NOTES: E.G. The unseemly rows between W.I.T.S. and freelance etc left deaf struggling to get support as your group and others argued about fees.  Also, professionals deserting rural areas because 'there is not enough work or money in it..' DWP demands recently regarding changes to welfare claims found your professionals unable to meet that demand and many deaf suffered as a result. Deaf in Wales had to rely on text support from the RNIB after BSL support you and their charities folded.   These may be questions more aimed AT deaf but a number of issues of BSL support are a complete lottery.  As we all know deaf are failing to USE professional support in favour of complete amateurs or family, you could offer challenges to that and explain how that affects the help they need, calling you in after their family has made a mess of things is an issue.  Also, lobby the NHS and others to offer a BAN on such untrained support being allowed, we know the NHS is colluding with amateurism to save money, but it risks deaf lives. But no demand for your services is valid until we receive a solid base and reassurance on that support provision being actual 'Proof'.

Should video/text recording ALSO be provided and available alongside BSL help to prevent misunderstandings from which a deaf person could suffer unfairly?  And time delays allowed AFTER support has taken place so deaf can verify for themselves?

The DWP has allowed this why are BSL terps working with deaf in the systems not?  It would appear speech to text support where it exists, does not always give the deaf copy either, which suggest they too, are not taking the 'risk' of it being used in any legal sense.  Thus leaving deaf on their own to sort it out.  This means the presence of an Interpreter is not really helpful in a legal situation and may well be an issue.  Deaf people labour under many misconceptions of their support and telling them you decide on whether your own people are guilty or not does not inspire confidence.  

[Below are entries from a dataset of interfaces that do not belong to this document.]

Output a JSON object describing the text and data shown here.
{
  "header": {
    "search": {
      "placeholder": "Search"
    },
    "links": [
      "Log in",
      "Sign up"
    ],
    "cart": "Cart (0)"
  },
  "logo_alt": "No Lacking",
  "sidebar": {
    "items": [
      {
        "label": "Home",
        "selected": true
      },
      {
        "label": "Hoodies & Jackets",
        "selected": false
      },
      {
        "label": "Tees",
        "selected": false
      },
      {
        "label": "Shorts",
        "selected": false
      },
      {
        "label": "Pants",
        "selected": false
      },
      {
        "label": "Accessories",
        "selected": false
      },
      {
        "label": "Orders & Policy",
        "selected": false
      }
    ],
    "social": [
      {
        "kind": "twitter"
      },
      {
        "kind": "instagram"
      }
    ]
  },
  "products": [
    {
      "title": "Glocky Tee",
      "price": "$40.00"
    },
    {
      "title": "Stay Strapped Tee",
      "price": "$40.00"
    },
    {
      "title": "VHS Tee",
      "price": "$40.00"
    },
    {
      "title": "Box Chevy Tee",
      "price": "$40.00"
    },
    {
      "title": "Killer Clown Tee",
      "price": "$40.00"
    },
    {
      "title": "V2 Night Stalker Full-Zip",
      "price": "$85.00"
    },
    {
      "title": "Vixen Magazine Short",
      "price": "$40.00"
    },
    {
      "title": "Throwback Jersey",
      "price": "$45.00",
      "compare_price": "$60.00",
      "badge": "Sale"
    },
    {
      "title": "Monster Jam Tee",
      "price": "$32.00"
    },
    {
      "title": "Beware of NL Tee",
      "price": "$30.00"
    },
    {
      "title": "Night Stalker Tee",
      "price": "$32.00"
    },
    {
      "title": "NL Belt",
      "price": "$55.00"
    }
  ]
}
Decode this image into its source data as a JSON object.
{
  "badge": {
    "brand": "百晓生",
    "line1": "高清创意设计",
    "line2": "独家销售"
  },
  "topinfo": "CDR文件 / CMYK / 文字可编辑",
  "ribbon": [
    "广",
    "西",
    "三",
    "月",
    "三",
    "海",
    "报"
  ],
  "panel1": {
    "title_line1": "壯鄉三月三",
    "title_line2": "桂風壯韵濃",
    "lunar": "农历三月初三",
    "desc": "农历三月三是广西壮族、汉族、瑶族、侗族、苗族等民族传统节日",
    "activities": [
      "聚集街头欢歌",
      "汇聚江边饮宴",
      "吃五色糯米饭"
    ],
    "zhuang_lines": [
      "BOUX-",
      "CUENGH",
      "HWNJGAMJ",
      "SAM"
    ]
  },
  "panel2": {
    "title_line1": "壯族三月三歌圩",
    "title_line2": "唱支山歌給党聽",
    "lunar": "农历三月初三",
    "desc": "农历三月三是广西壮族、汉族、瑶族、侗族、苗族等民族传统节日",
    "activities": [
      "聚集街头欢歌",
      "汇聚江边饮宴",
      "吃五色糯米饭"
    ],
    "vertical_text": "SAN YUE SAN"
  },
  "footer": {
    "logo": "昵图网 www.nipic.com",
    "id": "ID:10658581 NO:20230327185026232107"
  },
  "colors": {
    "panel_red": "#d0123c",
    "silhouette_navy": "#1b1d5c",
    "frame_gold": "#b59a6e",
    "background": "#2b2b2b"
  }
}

I'd like to see your professionals NOT fraternising with deaf people either, we all know what familiarity breeds.  Rotating BSL support will also prevent that familiarity making issues for your professionals.  We know some deaf would 'prefer' the same terp every time because they follow easier and more comfortable, but this is not going to help them when a situation arises, then, a terp is going to stand back.

Deaf ARE still treating them as 'friends' when clearly that is AGAINST your organisational rules?  To say no professional is allowed to advise is always not true either, it is a NORM when a deaf person is having difficult following, to ask and to then receive advice from a BSL terp.  You explain what you cannot do, but in practice... The lines do not seem clear as to how much 'explanation' constitutes advice.  Should you not say 'Sorry I can not help?' 

The issue would raise serious coverage and identification of what professionalism is in deaf terms, allowing someone qualified to translate BSL with no other checks seems questionable, and independent areas would be asking for a more in-depth description of what BSL support entails.  Nobody is training the deaf to manage their support.  Their work is akin to that of a social worker but with none of their rules.  Worse for the deaf, none of that protection either.

Professionals are saying these are impaired communication individuals and often with poor literacy and understanding so they cannot put themselves on the line at all for them, and to the area most requiring help (not just BSL which is less effective than text if truth be told).

Such support also attends their clubs and homes as well, to say privacy exists as per the professional is not true in those environments at all.  All signers watch each other and the professionals so fully aware what is being said, indeed privacy does NOT exist in a deaf club, because deaf discuss their issues with friends and say 'The interpreter said...'   and invite them to clarify, so should not your professionals be avoiding such areas?